(Element data from apps and pages)
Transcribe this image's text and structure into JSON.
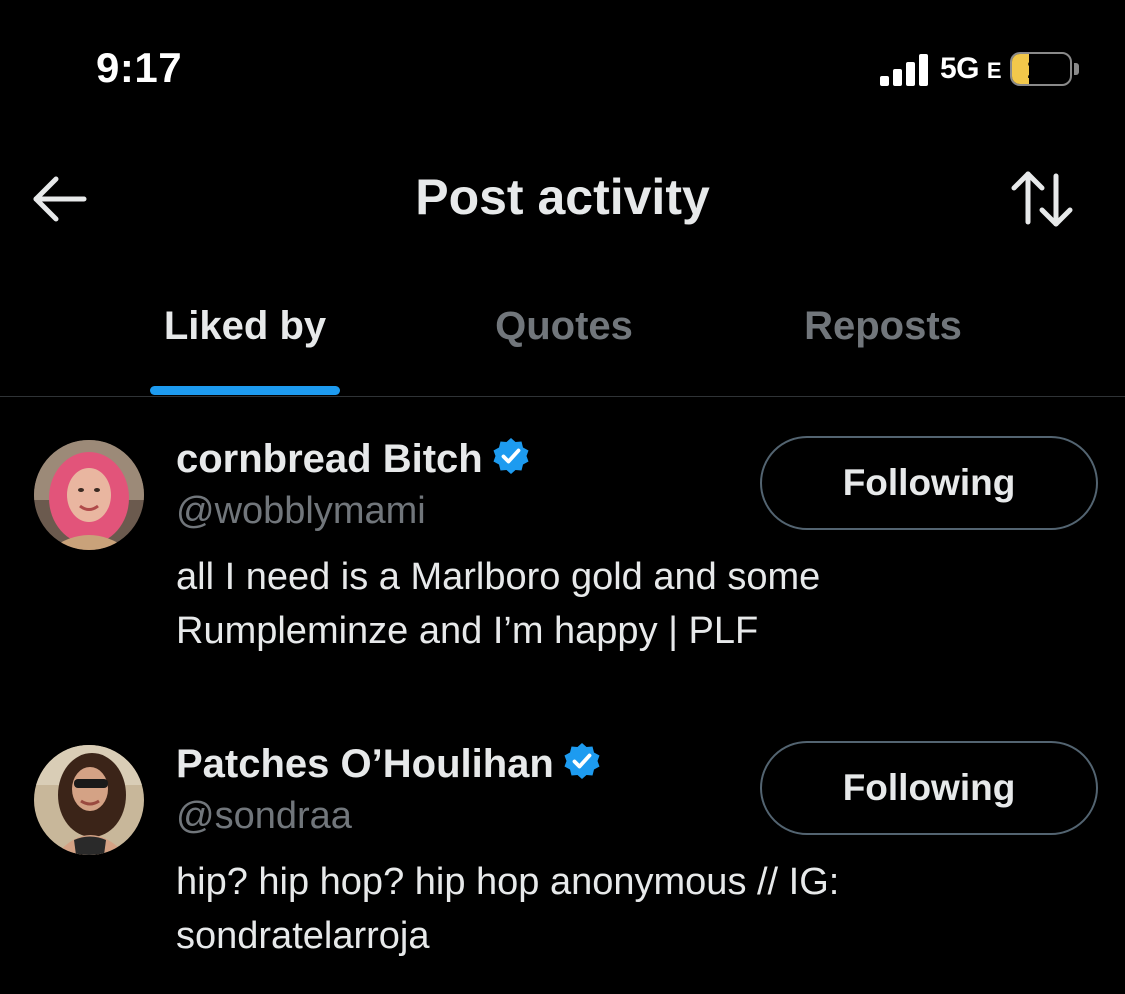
{
  "status_bar": {
    "time": "9:17",
    "network": "5G",
    "network_suffix": "E",
    "battery_level": "15",
    "battery_color": "#f2c84b"
  },
  "header": {
    "title": "Post activity",
    "back_icon": "arrow-left-icon",
    "sort_icon": "sort-up-down-icon"
  },
  "tabs": [
    {
      "label": "Liked by",
      "active": true
    },
    {
      "label": "Quotes",
      "active": false
    },
    {
      "label": "Reposts",
      "active": false
    }
  ],
  "accent_color": "#1d9bf0",
  "users": [
    {
      "display_name": "cornbread Bitch",
      "verified": true,
      "handle": "@wobblymami",
      "bio_line1": "all I need is a Marlboro gold and some",
      "bio_line2": "Rumpleminze and I’m happy | PLF",
      "follow_label": "Following"
    },
    {
      "display_name": "Patches O’Houlihan",
      "verified": true,
      "handle": "@sondraa",
      "bio_line1": "hip? hip hop? hip hop anonymous // IG:",
      "bio_line2": "sondratelarroja",
      "follow_label": "Following"
    }
  ]
}
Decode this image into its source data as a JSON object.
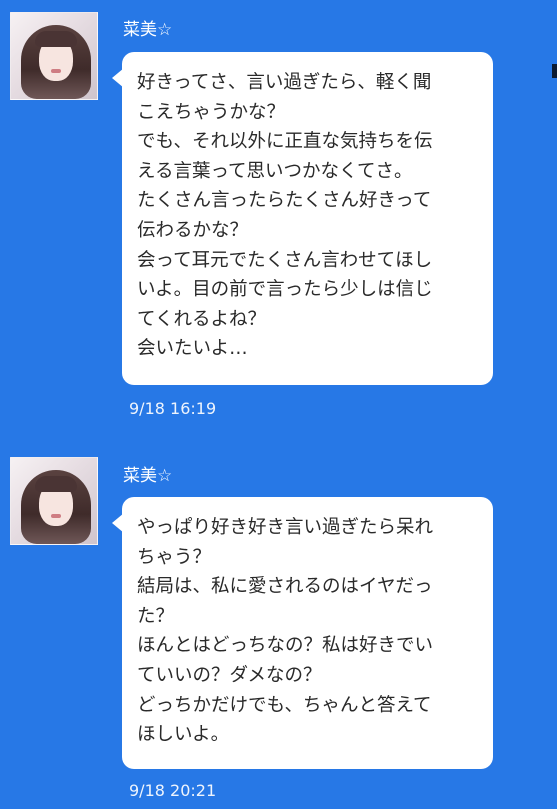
{
  "messages": [
    {
      "sender": "菜美☆",
      "lines": [
        "好きってさ、言い過ぎたら、軽く聞",
        "こえちゃうかな？",
        "でも、それ以外に正直な気持ちを伝",
        "える言葉って思いつかなくてさ。",
        "たくさん言ったらたくさん好きって",
        "伝わるかな？",
        "会って耳元でたくさん言わせてほし",
        "いよ。目の前で言ったら少しは信じ",
        "てくれるよね？",
        "会いたいよ…"
      ],
      "timestamp": "9/18 16:19"
    },
    {
      "sender": "菜美☆",
      "lines": [
        "やっぱり好き好き言い過ぎたら呆れ",
        "ちゃう？",
        "結局は、私に愛されるのはイヤだっ",
        "た？",
        "ほんとはどっちなの？私は好きでい",
        "ていいの？ダメなの？",
        "どっちかだけでも、ちゃんと答えて",
        "ほしいよ。"
      ],
      "timestamp": "9/18 20:21"
    }
  ]
}
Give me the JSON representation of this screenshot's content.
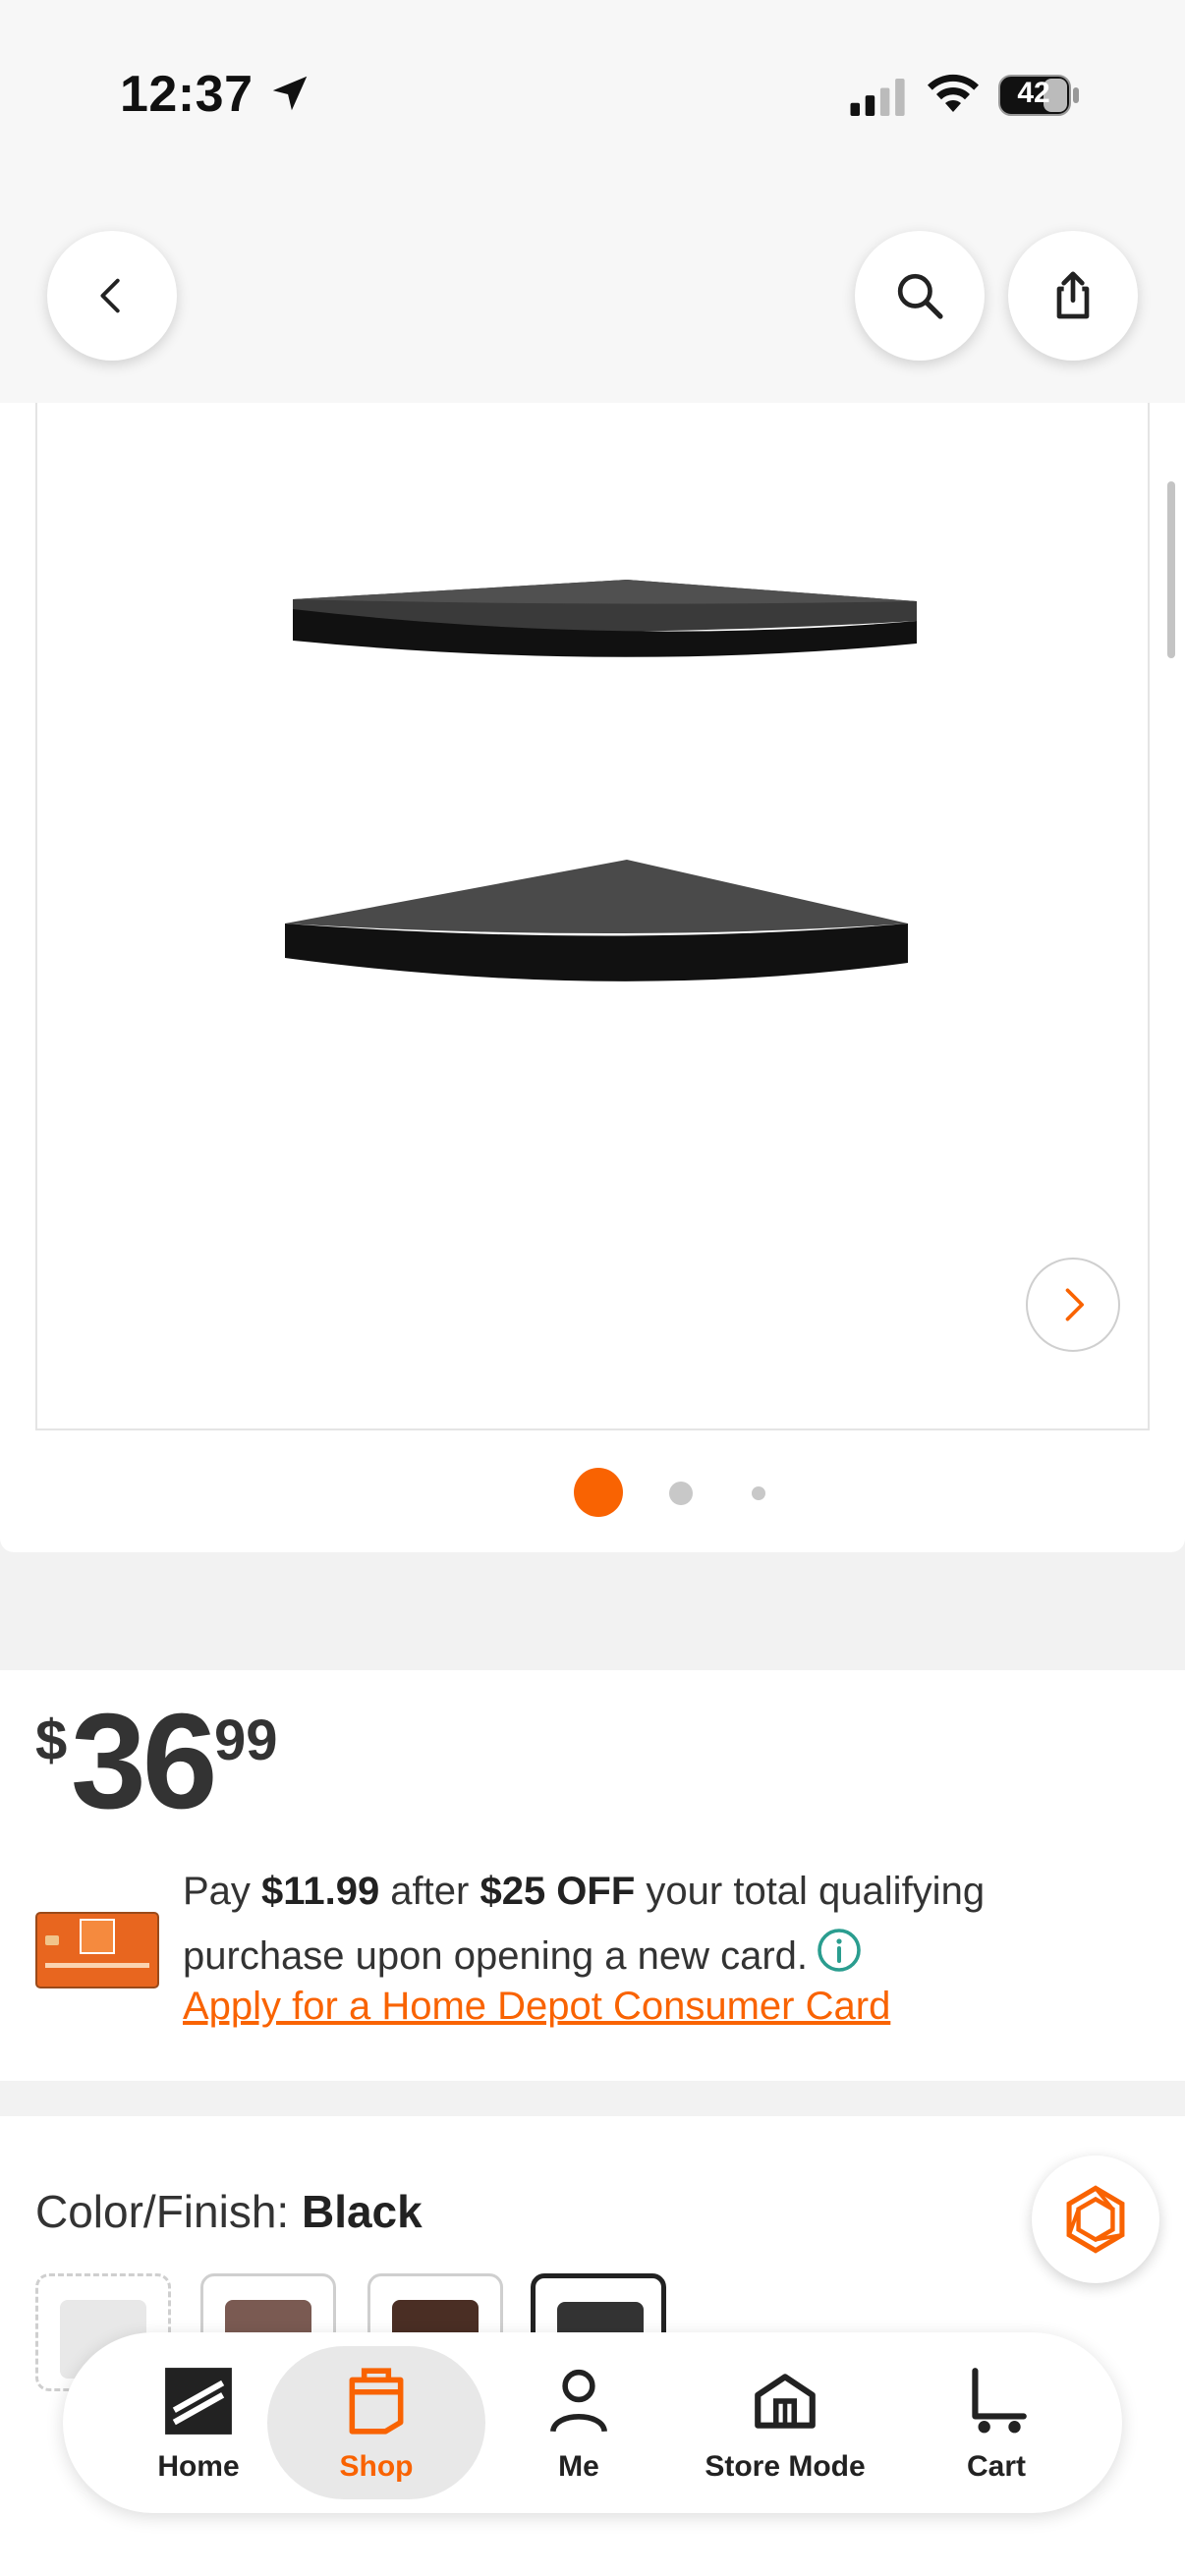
{
  "status_bar": {
    "time": "12:37",
    "battery": "42",
    "icons": [
      "location-arrow-icon",
      "cellular-signal-icon",
      "wifi-icon",
      "battery-icon"
    ]
  },
  "nav": {
    "icons": [
      "chevron-left-icon",
      "search-icon",
      "share-icon"
    ]
  },
  "gallery": {
    "image": "black corner floating shelves (2)",
    "dots_total": 3,
    "active_dot": 1,
    "icons": [
      "chevron-right-icon"
    ]
  },
  "price": {
    "currency": "$",
    "dollars": "36",
    "cents": "99"
  },
  "promo": {
    "pay_prefix": "Pay ",
    "pay_amount": "$11.99",
    "after": " after ",
    "discount": "$25 OFF",
    "suffix": " your total qualifying purchase upon opening a new card.",
    "link": "Apply for a Home Depot Consumer Card"
  },
  "color": {
    "label": "Color/Finish: ",
    "selected": "Black",
    "swatches": [
      {
        "name": "unavailable",
        "color": "#e8e8e8"
      },
      {
        "name": "brown",
        "color": "#7a5a52"
      },
      {
        "name": "espresso",
        "color": "#4a2e24"
      },
      {
        "name": "black",
        "color": "#333333"
      }
    ]
  },
  "tabs": {
    "home": "Home",
    "shop": "Shop",
    "me": "Me",
    "store_mode": "Store Mode",
    "cart": "Cart"
  },
  "colors": {
    "accent": "#f96302",
    "text": "#222222"
  }
}
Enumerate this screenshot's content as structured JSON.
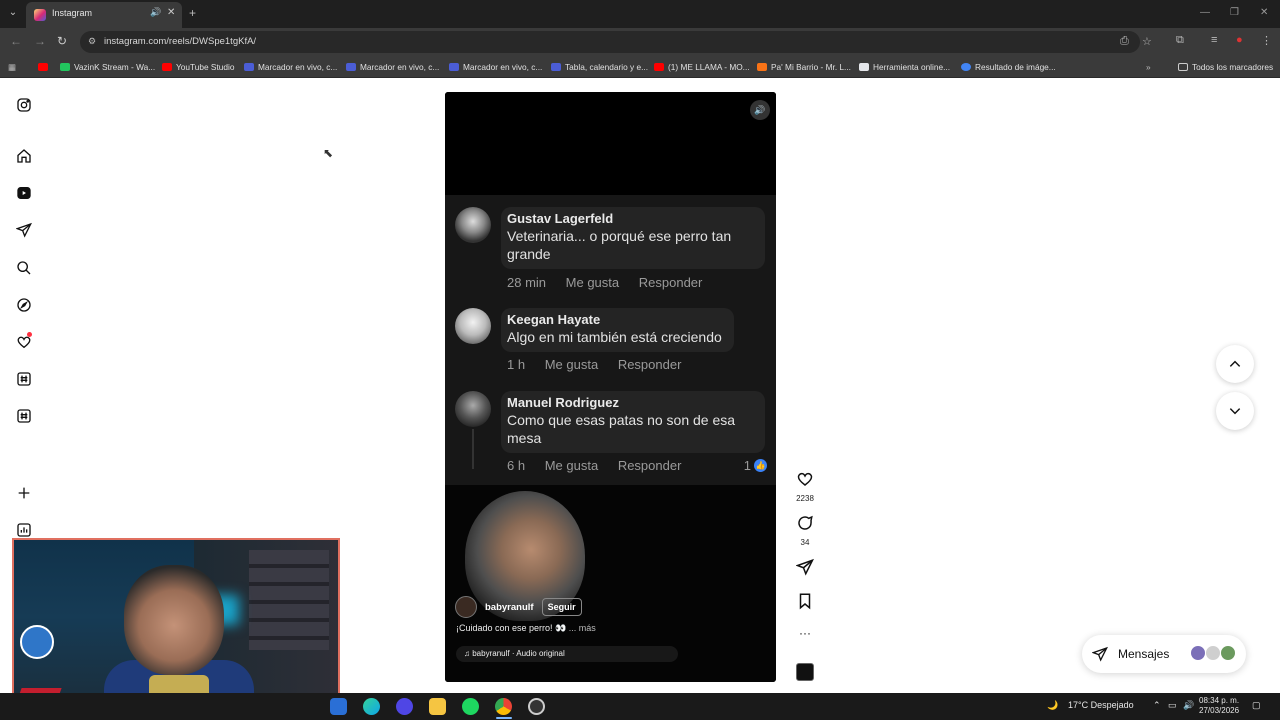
{
  "browser": {
    "tab_title": "Instagram",
    "url": "instagram.com/reels/DWSpe1tgKfA/",
    "bookmarks": [
      {
        "label": "VazinK Stream - Wa...",
        "color": "#22c55e"
      },
      {
        "label": "YouTube Studio",
        "color": "#ff0000"
      },
      {
        "label": "Marcador en vivo, c...",
        "color": "#4b5dd6"
      },
      {
        "label": "Marcador en vivo, c...",
        "color": "#4b5dd6"
      },
      {
        "label": "Marcador en vivo, c...",
        "color": "#4b5dd6"
      },
      {
        "label": "Tabla, calendario y e...",
        "color": "#4b5dd6"
      },
      {
        "label": "(1) ME LLAMA - MO...",
        "color": "#ff0000"
      },
      {
        "label": "Pa' Mi Barrio - Mr. L...",
        "color": "#f97316"
      },
      {
        "label": "Herramienta online...",
        "color": "#e5e7eb"
      },
      {
        "label": "Resultado de imáge...",
        "color": "#4285f4"
      }
    ],
    "all_bookmarks_label": "Todos los marcadores"
  },
  "sidebar": {
    "icons": [
      "instagram-logo-icon",
      "home-icon",
      "reels-icon",
      "send-icon",
      "search-icon",
      "explore-icon",
      "heart-icon",
      "hashtag-icon",
      "hashtag-icon",
      "plus-icon",
      "stats-icon"
    ]
  },
  "reel": {
    "comments": [
      {
        "name": "Gustav Lagerfeld",
        "text": "Veterinaria... o porqué ese perro tan grande",
        "time": "28 min",
        "like": "Me gusta",
        "reply": "Responder",
        "likes": ""
      },
      {
        "name": "Keegan Hayate",
        "text": "Algo en mi también está creciendo",
        "time": "1 h",
        "like": "Me gusta",
        "reply": "Responder",
        "likes": ""
      },
      {
        "name": "Manuel Rodriguez",
        "text": "Como que esas patas no son de esa mesa",
        "time": "6 h",
        "like": "Me gusta",
        "reply": "Responder",
        "likes": "1"
      }
    ],
    "author": "babyranulf",
    "follow_label": "Seguir",
    "caption": "¡Cuidado con ese perro! 👀",
    "more_label": "... más",
    "audio": "babyranulf · Audio original"
  },
  "actions": {
    "likes": "2238",
    "comments": "34"
  },
  "messages": {
    "label": "Mensajes"
  },
  "taskbar": {
    "weather": "17°C  Despejado",
    "time": "08:34 p. m.",
    "date": "27/03/2026"
  },
  "colors": {
    "accent_blue": "#3b82f6",
    "notification_red": "#ff3040",
    "webcam_border": "#e07060"
  }
}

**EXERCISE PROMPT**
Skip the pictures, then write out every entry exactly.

**OUTPUT FOR THIS EXERCISE**
Transcribe this image's text and structure into JSON.
{
  "status_bar": {
    "time": "9:17",
    "network": "5G",
    "network_suffix": "E",
    "battery_level": "15",
    "battery_color": "#f2c84b"
  },
  "header": {
    "title": "Post activity",
    "back_icon": "arrow-left-icon",
    "sort_icon": "sort-up-down-icon"
  },
  "tabs": [
    {
      "label": "Liked by",
      "active": true
    },
    {
      "label": "Quotes",
      "active": false
    },
    {
      "label": "Reposts",
      "active": false
    }
  ],
  "accent_color": "#1d9bf0",
  "users": [
    {
      "display_name": "cornbread Bitch",
      "verified": true,
      "handle": "@wobblymami",
      "bio_line1": "all I need is a Marlboro gold and some",
      "bio_line2": "Rumpleminze and I’m happy | PLF",
      "follow_label": "Following"
    },
    {
      "display_name": "Patches O’Houlihan",
      "verified": true,
      "handle": "@sondraa",
      "bio_line1": "hip? hip hop? hip hop anonymous // IG:",
      "bio_line2": "sondratelarroja",
      "follow_label": "Following"
    }
  ]
}
Decode this image into its source data as a JSON object.
{
  "messages": [
    {
      "sender": "菜美☆",
      "lines": [
        "好きってさ、言い過ぎたら、軽く聞",
        "こえちゃうかな？",
        "でも、それ以外に正直な気持ちを伝",
        "える言葉って思いつかなくてさ。",
        "たくさん言ったらたくさん好きって",
        "伝わるかな？",
        "会って耳元でたくさん言わせてほし",
        "いよ。目の前で言ったら少しは信じ",
        "てくれるよね？",
        "会いたいよ…"
      ],
      "timestamp": "9/18 16:19"
    },
    {
      "sender": "菜美☆",
      "lines": [
        "やっぱり好き好き言い過ぎたら呆れ",
        "ちゃう？",
        "結局は、私に愛されるのはイヤだっ",
        "た？",
        "ほんとはどっちなの？私は好きでい",
        "ていいの？ダメなの？",
        "どっちかだけでも、ちゃんと答えて",
        "ほしいよ。"
      ],
      "timestamp": "9/18 20:21"
    }
  ]
}
Give me the JSON representation of this screenshot's content.
{
  "status_bar": {
    "time": "12:37",
    "battery": "42",
    "icons": [
      "location-arrow-icon",
      "cellular-signal-icon",
      "wifi-icon",
      "battery-icon"
    ]
  },
  "nav": {
    "icons": [
      "chevron-left-icon",
      "search-icon",
      "share-icon"
    ]
  },
  "gallery": {
    "image": "black corner floating shelves (2)",
    "dots_total": 3,
    "active_dot": 1,
    "icons": [
      "chevron-right-icon"
    ]
  },
  "price": {
    "currency": "$",
    "dollars": "36",
    "cents": "99"
  },
  "promo": {
    "pay_prefix": "Pay ",
    "pay_amount": "$11.99",
    "after": " after ",
    "discount": "$25 OFF",
    "suffix": " your total qualifying purchase upon opening a new card.",
    "link": "Apply for a Home Depot Consumer Card"
  },
  "color": {
    "label": "Color/Finish: ",
    "selected": "Black",
    "swatches": [
      {
        "name": "unavailable",
        "color": "#e8e8e8"
      },
      {
        "name": "brown",
        "color": "#7a5a52"
      },
      {
        "name": "espresso",
        "color": "#4a2e24"
      },
      {
        "name": "black",
        "color": "#333333"
      }
    ]
  },
  "tabs": {
    "home": "Home",
    "shop": "Shop",
    "me": "Me",
    "store_mode": "Store Mode",
    "cart": "Cart"
  },
  "colors": {
    "accent": "#f96302",
    "text": "#222222"
  }
}
Enumerate this screenshot's content as structured JSON.
{
  "browser": {
    "tab_title": "Instagram",
    "url": "instagram.com/reels/DWSpe1tgKfA/",
    "bookmarks": [
      {
        "label": "VazinK Stream - Wa...",
        "color": "#22c55e"
      },
      {
        "label": "YouTube Studio",
        "color": "#ff0000"
      },
      {
        "label": "Marcador en vivo, c...",
        "color": "#4b5dd6"
      },
      {
        "label": "Marcador en vivo, c...",
        "color": "#4b5dd6"
      },
      {
        "label": "Marcador en vivo, c...",
        "color": "#4b5dd6"
      },
      {
        "label": "Tabla, calendario y e...",
        "color": "#4b5dd6"
      },
      {
        "label": "(1) ME LLAMA - MO...",
        "color": "#ff0000"
      },
      {
        "label": "Pa' Mi Barrio - Mr. L...",
        "color": "#f97316"
      },
      {
        "label": "Herramienta online...",
        "color": "#e5e7eb"
      },
      {
        "label": "Resultado de imáge...",
        "color": "#4285f4"
      }
    ],
    "all_bookmarks_label": "Todos los marcadores"
  },
  "sidebar": {
    "icons": [
      "instagram-logo-icon",
      "home-icon",
      "reels-icon",
      "send-icon",
      "search-icon",
      "explore-icon",
      "heart-icon",
      "hashtag-icon",
      "hashtag-icon",
      "plus-icon",
      "stats-icon"
    ]
  },
  "reel": {
    "comments": [
      {
        "name": "Gustav Lagerfeld",
        "text": "Veterinaria... o porqué ese perro tan grande",
        "time": "28 min",
        "like": "Me gusta",
        "reply": "Responder",
        "likes": ""
      },
      {
        "name": "Keegan Hayate",
        "text": "Algo en mi también está creciendo",
        "time": "1 h",
        "like": "Me gusta",
        "reply": "Responder",
        "likes": ""
      },
      {
        "name": "Manuel Rodriguez",
        "text": "Como que esas patas no son de esa mesa",
        "time": "6 h",
        "like": "Me gusta",
        "reply": "Responder",
        "likes": "1"
      }
    ],
    "author": "babyranulf",
    "follow_label": "Seguir",
    "caption": "¡Cuidado con ese perro! 👀",
    "more_label": "... más",
    "audio": "babyranulf · Audio original"
  },
  "actions": {
    "likes": "2238",
    "comments": "34"
  },
  "messages": {
    "label": "Mensajes"
  },
  "taskbar": {
    "weather": "17°C  Despejado",
    "time": "08:34 p. m.",
    "date": "27/03/2026"
  },
  "colors": {
    "accent_blue": "#3b82f6",
    "notification_red": "#ff3040",
    "webcam_border": "#e07060"
  }
}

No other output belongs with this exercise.